Mark said...

Fernando,

is it possible to add a command to a dbx-module ? I would like to add a command which returns a versioninfo-string.
ACED_ARXCOMMAND_ENTRY does not compile in a dbx-module.

Fernando Malard said...

Hi Mark,

No, DBX modules can contain only non-AutoCAD interface stuff. If you add commands you will violate the DBX/ARX module rules.

Regards.

Mark said...

My custom object is derived from AcDbPolyline. If I select the object the property palette shows "Polyline" instead of "MyCustomObject". How can I achieve this ?

Thanks

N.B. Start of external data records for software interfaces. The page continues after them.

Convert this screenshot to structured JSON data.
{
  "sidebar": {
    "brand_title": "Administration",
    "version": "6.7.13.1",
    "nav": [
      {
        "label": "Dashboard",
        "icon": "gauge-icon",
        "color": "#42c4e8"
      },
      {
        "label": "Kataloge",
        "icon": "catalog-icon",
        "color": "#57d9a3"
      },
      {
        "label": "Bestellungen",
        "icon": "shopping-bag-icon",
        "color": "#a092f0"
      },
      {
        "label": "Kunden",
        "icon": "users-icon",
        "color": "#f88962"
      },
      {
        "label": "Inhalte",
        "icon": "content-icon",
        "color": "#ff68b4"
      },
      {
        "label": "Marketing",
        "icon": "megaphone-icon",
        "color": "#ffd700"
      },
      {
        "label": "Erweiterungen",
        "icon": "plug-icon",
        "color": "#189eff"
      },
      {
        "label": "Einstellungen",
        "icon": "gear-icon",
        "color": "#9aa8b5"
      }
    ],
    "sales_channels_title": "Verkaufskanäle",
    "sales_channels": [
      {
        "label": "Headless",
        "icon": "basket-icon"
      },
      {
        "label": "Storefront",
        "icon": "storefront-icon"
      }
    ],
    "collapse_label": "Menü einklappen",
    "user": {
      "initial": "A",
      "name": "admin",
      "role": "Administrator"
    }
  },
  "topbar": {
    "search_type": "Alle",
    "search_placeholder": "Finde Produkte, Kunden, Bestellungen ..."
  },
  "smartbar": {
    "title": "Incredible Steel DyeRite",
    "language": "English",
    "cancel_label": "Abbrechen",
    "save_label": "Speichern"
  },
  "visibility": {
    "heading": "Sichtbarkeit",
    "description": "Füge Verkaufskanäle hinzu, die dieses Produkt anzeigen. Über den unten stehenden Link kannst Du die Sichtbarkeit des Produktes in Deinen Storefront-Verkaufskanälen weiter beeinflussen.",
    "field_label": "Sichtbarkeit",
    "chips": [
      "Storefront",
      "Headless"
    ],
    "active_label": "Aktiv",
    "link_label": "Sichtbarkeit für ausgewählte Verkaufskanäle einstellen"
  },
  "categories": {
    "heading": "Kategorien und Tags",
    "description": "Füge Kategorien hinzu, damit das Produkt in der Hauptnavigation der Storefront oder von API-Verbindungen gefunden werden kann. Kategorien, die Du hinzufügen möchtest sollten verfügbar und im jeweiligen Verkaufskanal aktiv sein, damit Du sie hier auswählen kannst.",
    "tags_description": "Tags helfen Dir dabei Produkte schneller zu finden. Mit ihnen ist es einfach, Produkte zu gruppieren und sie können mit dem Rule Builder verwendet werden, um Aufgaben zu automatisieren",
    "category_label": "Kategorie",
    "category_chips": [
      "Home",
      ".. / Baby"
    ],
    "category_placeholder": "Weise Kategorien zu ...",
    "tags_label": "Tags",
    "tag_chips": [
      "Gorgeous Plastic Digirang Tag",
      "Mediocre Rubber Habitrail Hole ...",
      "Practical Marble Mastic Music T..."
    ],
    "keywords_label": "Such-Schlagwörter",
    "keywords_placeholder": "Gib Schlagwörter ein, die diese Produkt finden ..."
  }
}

Fernando Malard said...

Mark,

OPM dialog uses COM to access your entity's class information.

When you derive from a class different of AcDbEntity I guess the OPM use the COM class descriptor to display a name at OPM dialog. If you don't implement the COM interface it will look up the next parent class information which is AcDbPolyline in your case.

This seems to be a specific behavior and I'm not sure you can avoid this by implementing some COM interface methods for your custom class. You need to try to see what happens.

Have you tried to compile and test PolySamp which derives from AcDbPolyline too but implements a COM interface? Take a look and see what OPM display for it.

Regards.

Mark said...

Fernando,

you are probably right. I looked at polysamp and it displays the custom classname in the property palette. But polysamp has several thousand lines and I am not able to find out where the crucial information hides. Trying to adapt compoly to my custom object produced more than 100 errors and I have no idea what idl is & how it works. Probably it's not worth the effort.